— Emma Marris's chapter: Using the same amount of land, we can feed more people with plants than with animals. In the U.S., for instance, 57 percent of crops go to livestock. And consider this powerful statement: "Cutting back on meat can be a powerful way of enacting your own belief that other species share a right to continued existence on Earth."
— Bee Wilson's chapter: Let's stop thinking of "meat-free" meals, which define our food by what's absent. "It is not a case of making do with less but of realizing that, actually, everything doesn't taste better with bacon" — and that "there is no deprivation" when cooking with delicious plants.
On the other hand, as someone who has made a pretty big commitment to eat no meat, only an occasional fish, and to experiment with vegan milks and cheeses, to me some of the chapters seem weirdly watered down for a promotion of ethical eating.
In his essay, Dale Peterson calls himself a vegetarian, though he eats fish.
Alexa Clay, in hers, writes joyfully about her family's annual Easter of roasting a lamb on a spit, and says that "meat consumption is part of the way I connect with people" and is "part of a sacred occurrence."
At the other end of the spectrum, James McWilliams asks us to probe the legitimacy of eating animals at all. Is it enough to accept slaughter of animals for food if they're "from the right kind of farms"? For McWilliams, the answer is no, because "humane meat" is a myth.
McWilliams isn't alone in this, by the way. Marc Bekoff and Jessica Pierce make a similar point in their own new book coming out next week, The Animals' Agenda: Freedom, Compassion, and Coexistence in the Human Age. They write:
"Some of the animals being raised for their flesh may suffer some small percentage less pain and terror and may, in the best of welfarist worlds, even enjoy fleeting moments of joy."
But making animals' lives somewhat better isn't remotely the same, Bekoff and Pierce continue on to say, as freeing them from exploitation.
The enormous breadth of views gathered in The Reducetarian Solution is clear, even from the few examples I've offered here.
Via email, I asked Kateman: Doesn't this broad approach risk alienating everyone — people who really are committed to eating little to no meat, and meat products, for whom the bar will definitely be too low? And people who do eat a lot of meat, who won't take kindly to being told things like there's no such thing as humane meat?
Kateman responded (edited for length):
"It can be challenging to navigate a morally charged topic like meat consumption. At the same time, all of the contributors [to The Reducetarian Solution] agree in some way that reducing societal consumption of animal products — no matter the degree or motivation — is a step in the right direction.

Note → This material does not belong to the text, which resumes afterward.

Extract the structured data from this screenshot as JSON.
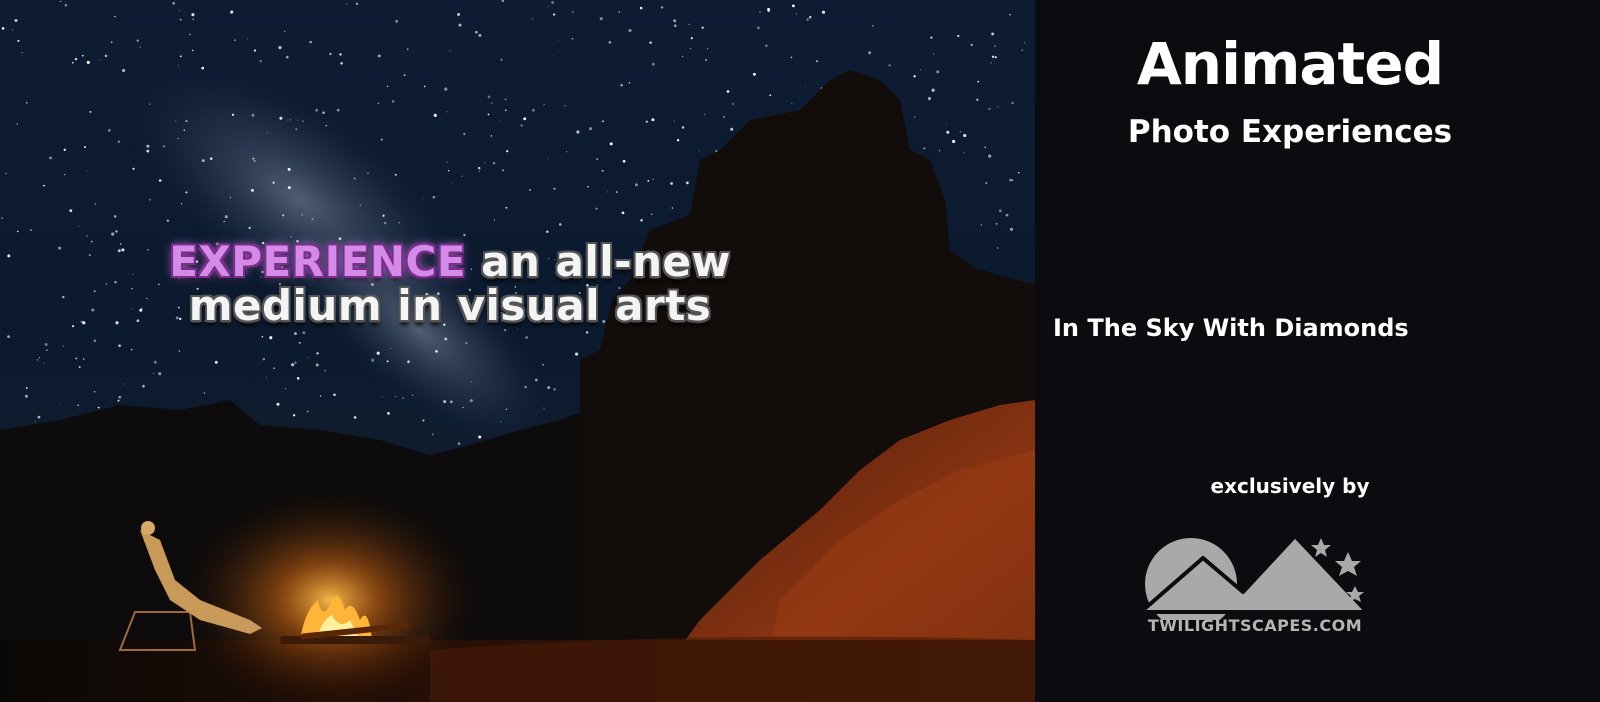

I do want to stress that the tone of the book is intentionally non-threatening and non-judgmental, especially where essays explore some of the outcomes that can result from our personal dietary decisions. I also think it's important that there are many essays that explore why we eat so much meat in the first place and how we can decrease societal consumption of animal products, as this helps readers better understand the complex systems that lie beyond their everyday choices.
In other words, this book is really for everyone — from committed vegans to curious omnivores."

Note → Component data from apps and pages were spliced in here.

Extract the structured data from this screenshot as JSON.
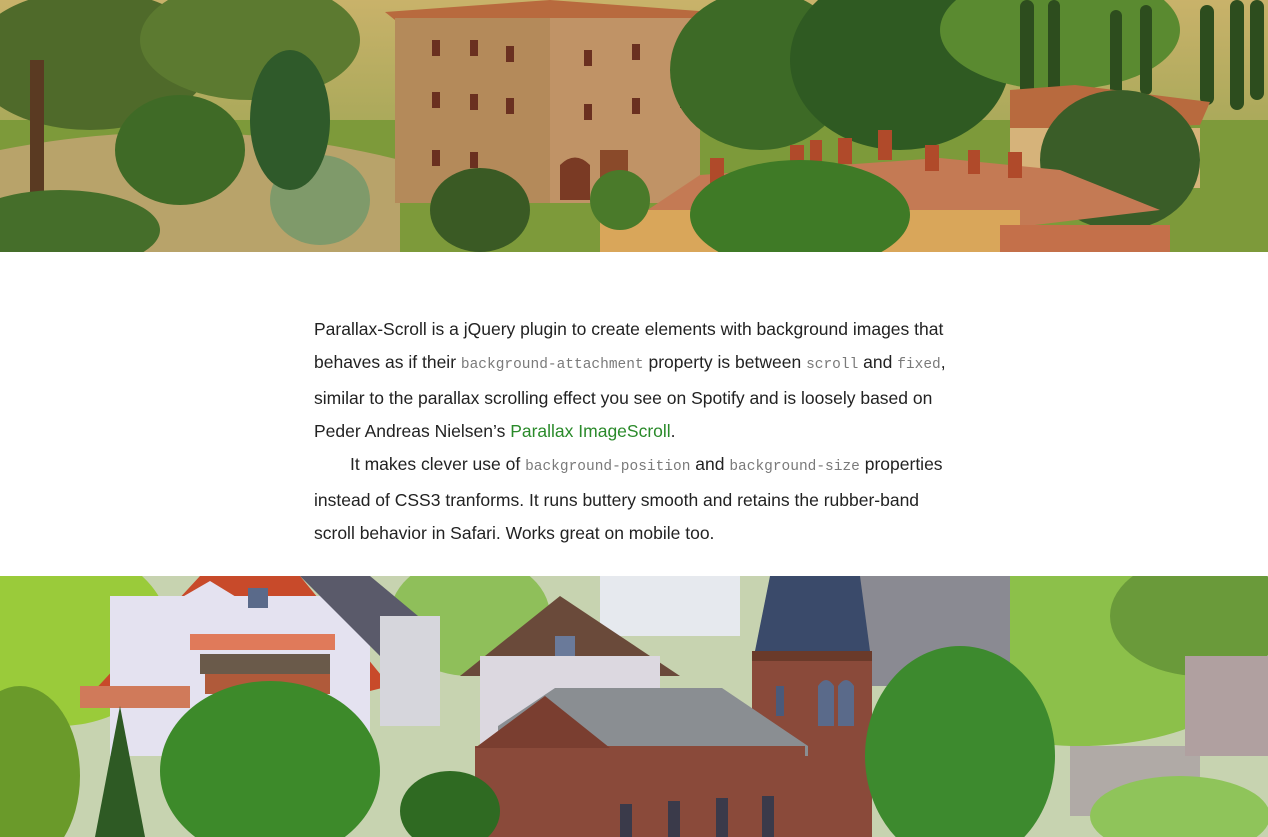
{
  "content": {
    "p1": {
      "t1": "Parallax-Scroll is a jQuery plugin to create elements with background images that behaves as if their ",
      "c1": "background-attachment",
      "t2": " property is between ",
      "c2": "scroll",
      "t3": " and ",
      "c3": "fixed",
      "t4": ", similar to the parallax scrolling effect you see on Spotify and is loosely based on Peder Andreas Nielsen’s ",
      "link": "Parallax ImageScroll",
      "t5": "."
    },
    "p2": {
      "t1": "It makes clever use of ",
      "c1": "background-position",
      "t2": " and ",
      "c2": "background-size",
      "t3": " properties instead of CSS3 tranforms. It runs buttery smooth and retains the rubber-band scroll behavior in Safari. Works great on mobile too."
    }
  },
  "colors": {
    "link": "#2a8a2a",
    "code": "#7a7a7a",
    "text": "#222222"
  },
  "images": {
    "top": "tuscan-villa-landscape-photo",
    "bottom": "village-church-tilt-shift-photo"
  }
}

Here's where I'm at in my thinking: Far better to reach out, to collaborate about ethical eating, than to try and score virtue points at another's expense. I want to be part of that approach.
At the same time, I want us — each of us able to make choices about what we eat — to aim as high as we can manage, for the good of our planet and for all the animals on it.

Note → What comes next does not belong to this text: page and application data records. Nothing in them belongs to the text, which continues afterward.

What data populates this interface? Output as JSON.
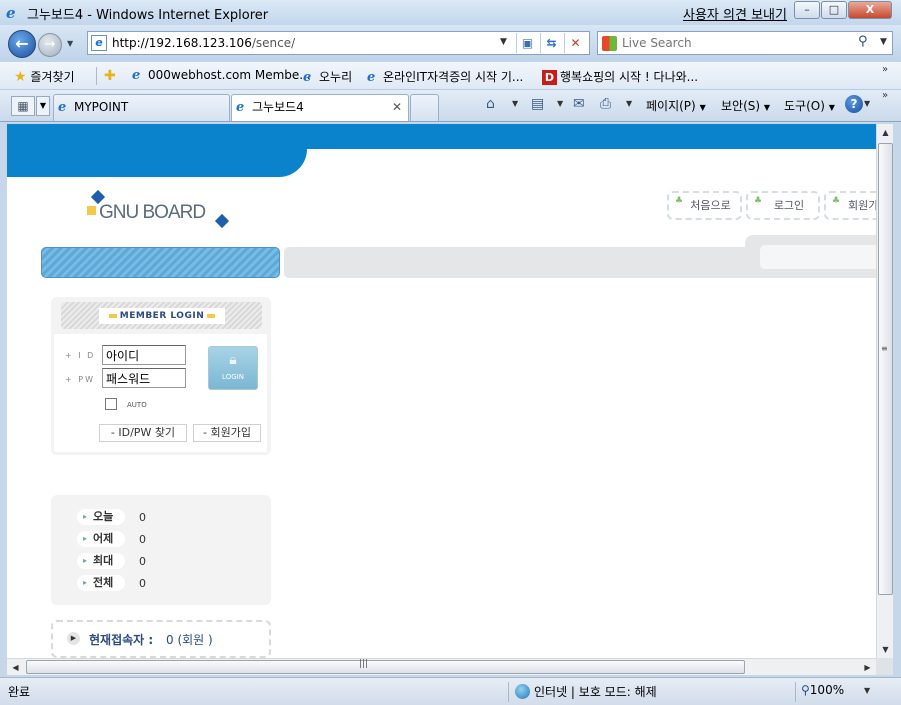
{
  "window": {
    "title": "그누보드4 - Windows Internet Explorer",
    "feedback_link": "사용자 의견 보내기",
    "minimize": "–",
    "maximize": "□",
    "close": "X"
  },
  "nav": {
    "back_glyph": "←",
    "forward_glyph": "→",
    "url_host": "http://192.168.123.106",
    "url_path": "/sence/",
    "search_placeholder": "Live Search"
  },
  "favorites": {
    "label": "즐겨찾기",
    "items": [
      {
        "label": "000webhost.com Membe..."
      },
      {
        "label": "오누리"
      },
      {
        "label": "온라인IT자격증의 시작 기..."
      },
      {
        "label": "행복쇼핑의 시작 ! 다나와..."
      }
    ]
  },
  "tabs": [
    {
      "label": "MYPOINT"
    },
    {
      "label": "그누보드4"
    }
  ],
  "commands": {
    "page": "페이지(P)",
    "safety": "보안(S)",
    "tools": "도구(O)",
    "help": "?"
  },
  "site": {
    "logo_text": "GNU BOARD",
    "top_links": [
      {
        "label": "처음으로"
      },
      {
        "label": "로그인"
      },
      {
        "label": "회원가"
      }
    ],
    "login": {
      "header": "MEMBER LOGIN",
      "id_label": "+ I D",
      "pw_label": "+ PW",
      "id_value": "아이디",
      "pw_value": "패스워드",
      "login_button": "LOGIN",
      "auto_label": "AUTO",
      "find_button": "- ID/PW 찾기",
      "join_button": "- 회원가입"
    },
    "stats": [
      {
        "label": "오늘",
        "value": "0"
      },
      {
        "label": "어제",
        "value": "0"
      },
      {
        "label": "최대",
        "value": "0"
      },
      {
        "label": "전체",
        "value": "0"
      }
    ],
    "connected": {
      "label": "현재접속자 :",
      "value": "0 (회원 )"
    }
  },
  "status": {
    "text": "완료",
    "zone": "인터넷 | 보호 모드: 해제",
    "zoom": "100%"
  }
}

Barbara J. King is an anthropology professor emerita at the College of William and Mary. She often writes about the cognition, emotion and welfare of animals, and about biological anthropology, human evolution and gender issues. Barbara's new book is Personalities on the Plate: The Lives and Minds of Animals We Eat. You can keep up with what she is thinking on Twitter: @bjkingape